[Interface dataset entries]
══════

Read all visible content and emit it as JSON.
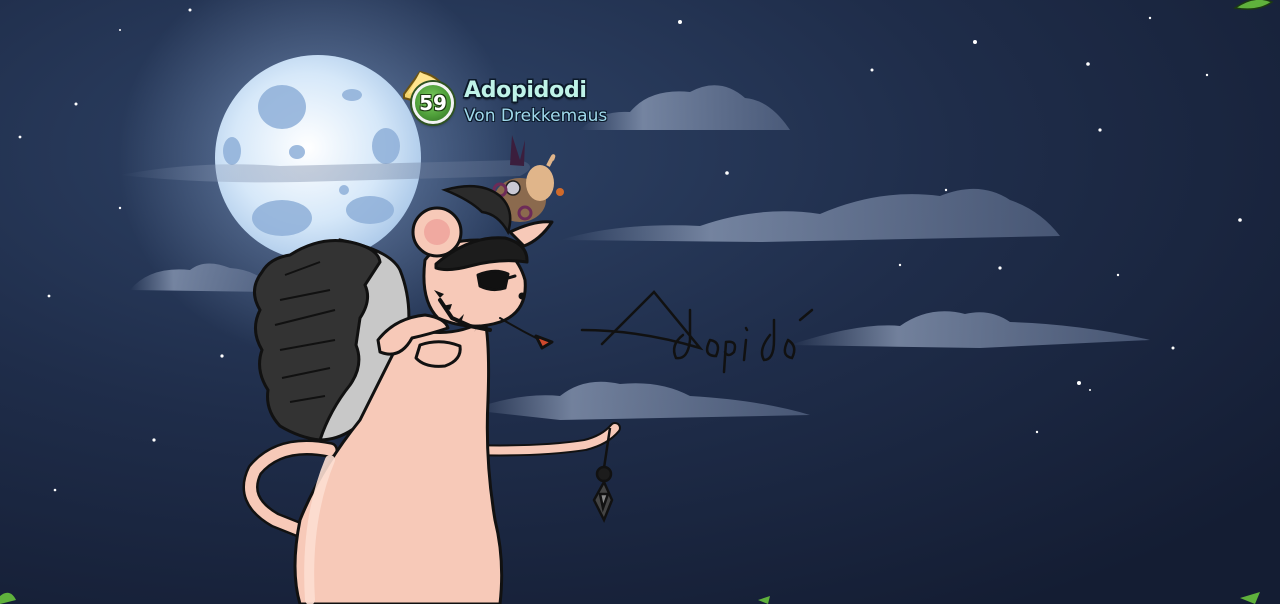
{
  "player": {
    "level": "59",
    "name": "Adopidodi",
    "title": "Von Drekkemaus"
  },
  "signature": "Adopidodi",
  "icons": {
    "level": "cheese-level-icon"
  },
  "colors": {
    "sky": "#1b2740",
    "moon": "#cfe3f6",
    "mouse_body": "#f7c9b8",
    "name_text": "#bff3e8",
    "title_text": "#9fd8ea",
    "badge_green": "#4f9f3a"
  }
}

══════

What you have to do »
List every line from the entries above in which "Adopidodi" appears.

Task solution »
    "name": "Adopidodi",
  "signature": "Adopidodi",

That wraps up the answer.